UPDATE, Sunday, 12:14 p.m. EDT:

The official Twitter account of the anti-secrecy organization WikiLeaks, which has been aiding National Security Agency whistle-blower Edward Snowden, retweeted several sources saying that his travel this weekend was illegal because his passport was invalid as of Saturday. 





UPDATE, Sunday, 12:09 p.m. EDT:

Edward Snowden has arrived at Moscow’s Sheremetyevo International Airport. Snowden did not disembark with the other passengers and reportedly may have been whisked away directly from the airport tarmac.

According to Agence France-Presse correspondents in Moscow, a diplomatic vehicle bearing an Ecuadorian flag was seen at the VIP arrivals area of the airport. “There were getting luggage straight from the plane into the car. It seemed a little strange. I saw three pieces of luggage,” an Aeroflot passenger, Jason Stephens, told AFP.

The U.S. Justice Department released a statement about Snowden’s departure from Hong Kong, saying it will work in cooperation with the governments of the various countries to which Snowden plans to travel. “We will continue to discuss this matter with Hong Kong and pursue relevant law-enforcement cooperation with other countries where Mr. Snowden may be attempting to travel,” Justice Department representative Nanda Chitre said in the statement.

ORIGINAL ARTICLE, Sunday, 10:05 a.m. EDT:

On the heels of a U.S. request for Edward Snowden’s extradition, the former National Security Agency contractor and whistle-blower, has reportedly left for a “third country” with the help of WikiLeaks.

According to a statement released by the Hong Kong government, Snowden was able to leave the Chinese city because the U.S. extradition request did not comply with Hong Kong’s domestic laws, adding that “there is no legal basis to restrict Mr Snowden from leaving Hong Kong.” The statement said Snowden left of “his own accord for a third country through a lawful and normal channel.”

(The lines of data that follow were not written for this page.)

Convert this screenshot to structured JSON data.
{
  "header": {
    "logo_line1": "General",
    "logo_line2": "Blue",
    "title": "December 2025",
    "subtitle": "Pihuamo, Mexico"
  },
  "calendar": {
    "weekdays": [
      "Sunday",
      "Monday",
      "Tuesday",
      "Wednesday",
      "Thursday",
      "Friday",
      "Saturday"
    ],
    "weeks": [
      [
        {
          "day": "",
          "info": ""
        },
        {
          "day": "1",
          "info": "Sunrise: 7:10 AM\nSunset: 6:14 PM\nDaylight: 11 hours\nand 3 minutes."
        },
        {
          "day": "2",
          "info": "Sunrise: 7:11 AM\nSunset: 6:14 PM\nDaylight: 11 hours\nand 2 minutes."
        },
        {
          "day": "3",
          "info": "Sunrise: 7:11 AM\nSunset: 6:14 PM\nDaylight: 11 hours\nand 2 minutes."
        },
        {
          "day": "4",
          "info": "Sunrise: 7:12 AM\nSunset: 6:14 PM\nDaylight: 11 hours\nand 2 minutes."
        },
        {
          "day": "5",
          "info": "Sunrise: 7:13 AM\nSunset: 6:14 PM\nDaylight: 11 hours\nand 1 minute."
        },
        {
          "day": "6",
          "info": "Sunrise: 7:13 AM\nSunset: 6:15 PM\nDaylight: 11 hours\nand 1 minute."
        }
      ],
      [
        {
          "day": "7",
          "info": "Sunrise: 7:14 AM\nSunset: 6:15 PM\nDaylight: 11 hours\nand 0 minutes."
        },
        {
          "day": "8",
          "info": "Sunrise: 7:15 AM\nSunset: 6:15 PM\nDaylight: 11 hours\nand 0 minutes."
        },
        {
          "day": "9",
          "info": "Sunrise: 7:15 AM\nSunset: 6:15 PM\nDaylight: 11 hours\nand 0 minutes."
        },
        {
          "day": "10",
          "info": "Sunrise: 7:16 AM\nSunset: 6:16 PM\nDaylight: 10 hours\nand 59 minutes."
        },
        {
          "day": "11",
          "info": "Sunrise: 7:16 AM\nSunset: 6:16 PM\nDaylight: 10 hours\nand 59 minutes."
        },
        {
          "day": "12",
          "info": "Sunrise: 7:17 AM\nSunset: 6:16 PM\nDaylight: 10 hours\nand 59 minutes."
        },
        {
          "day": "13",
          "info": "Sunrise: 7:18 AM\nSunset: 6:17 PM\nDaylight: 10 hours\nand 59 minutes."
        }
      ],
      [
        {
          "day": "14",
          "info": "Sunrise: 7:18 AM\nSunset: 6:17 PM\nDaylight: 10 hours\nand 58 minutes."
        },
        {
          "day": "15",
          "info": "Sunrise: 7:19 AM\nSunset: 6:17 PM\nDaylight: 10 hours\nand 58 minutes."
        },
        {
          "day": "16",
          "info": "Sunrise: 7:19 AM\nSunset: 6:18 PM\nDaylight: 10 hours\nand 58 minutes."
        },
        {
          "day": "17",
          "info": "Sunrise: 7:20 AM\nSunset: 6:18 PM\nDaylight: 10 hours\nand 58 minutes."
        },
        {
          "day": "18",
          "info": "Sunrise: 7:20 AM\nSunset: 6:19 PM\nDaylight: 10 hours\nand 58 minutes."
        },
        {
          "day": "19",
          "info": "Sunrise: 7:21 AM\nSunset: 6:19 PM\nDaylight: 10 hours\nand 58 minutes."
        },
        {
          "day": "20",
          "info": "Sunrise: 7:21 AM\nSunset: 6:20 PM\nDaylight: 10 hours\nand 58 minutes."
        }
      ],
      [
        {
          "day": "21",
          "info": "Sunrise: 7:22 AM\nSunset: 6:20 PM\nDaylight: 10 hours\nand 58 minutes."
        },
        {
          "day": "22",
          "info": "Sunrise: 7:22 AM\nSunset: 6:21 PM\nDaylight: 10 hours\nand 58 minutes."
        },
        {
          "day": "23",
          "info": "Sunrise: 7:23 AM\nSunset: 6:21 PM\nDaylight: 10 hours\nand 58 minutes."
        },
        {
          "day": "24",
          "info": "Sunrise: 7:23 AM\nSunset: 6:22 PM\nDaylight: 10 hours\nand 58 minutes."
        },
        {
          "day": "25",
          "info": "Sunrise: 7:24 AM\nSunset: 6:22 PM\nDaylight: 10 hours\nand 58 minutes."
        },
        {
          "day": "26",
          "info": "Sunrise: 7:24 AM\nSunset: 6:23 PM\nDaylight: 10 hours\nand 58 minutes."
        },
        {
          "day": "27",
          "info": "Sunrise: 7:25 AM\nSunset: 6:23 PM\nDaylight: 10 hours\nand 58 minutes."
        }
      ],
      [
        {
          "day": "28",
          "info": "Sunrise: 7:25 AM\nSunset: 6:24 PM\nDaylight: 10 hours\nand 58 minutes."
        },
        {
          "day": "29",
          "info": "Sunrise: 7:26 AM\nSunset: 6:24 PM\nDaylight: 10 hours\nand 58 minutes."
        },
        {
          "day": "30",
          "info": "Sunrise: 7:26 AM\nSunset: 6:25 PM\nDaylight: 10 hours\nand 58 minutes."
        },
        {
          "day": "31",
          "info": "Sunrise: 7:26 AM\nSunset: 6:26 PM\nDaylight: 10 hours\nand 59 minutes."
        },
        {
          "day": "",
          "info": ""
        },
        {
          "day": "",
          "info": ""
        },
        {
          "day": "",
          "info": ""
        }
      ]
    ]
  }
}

Russia’s ITAR-Tass news agency citing an unnamed Aeroflot airline official who said that Snowden was en route to Moscow, after which he would proceed to Cuba on Monday, before traveling to Venezuela, which could be his final destination. The WikiLeaks organization tweeted that Snowden was “over Russian air space” and later said in a statement that he was bound for a “democratic nation via a safe route for the purpose of asylum.”

Hong Kong’s government did not confirm the country where Snowden was headed, although many had earlier suspected it would be Iceland.

Snowden had previously talked about Iceland as an ideal destination to seek asylum. According to the Telegraph, a businessman in Iceland who has claimed association with Julian Assange’s WikiLeaks organization has said a chartered plane would be made available to take Snowden to Iceland.

Snowden fled Hong Kong after U.S. federal prosecutors announced criminal charges against him Friday. Charges include espionage, theft, “unauthorized communication of national defense information” and “willful communication of classified communications intelligence information to an unauthorized person.” According to the New York Times, Snowden could serve a maximum of 30 years should he be convicted of all three charges.

Hong Kong, a part of China, operates under a “one country, two systems” arrangement, allowing the island territory to handle the case semiautonomously, apart from mainland China’s central government. Because of this circumstance, Snowden could have potentially sought asylum in Hong Kong, especially because Hong Kong asylum laws are currently in disarray due to two high-profile changes to its refugee laws made by the territory's highest courts.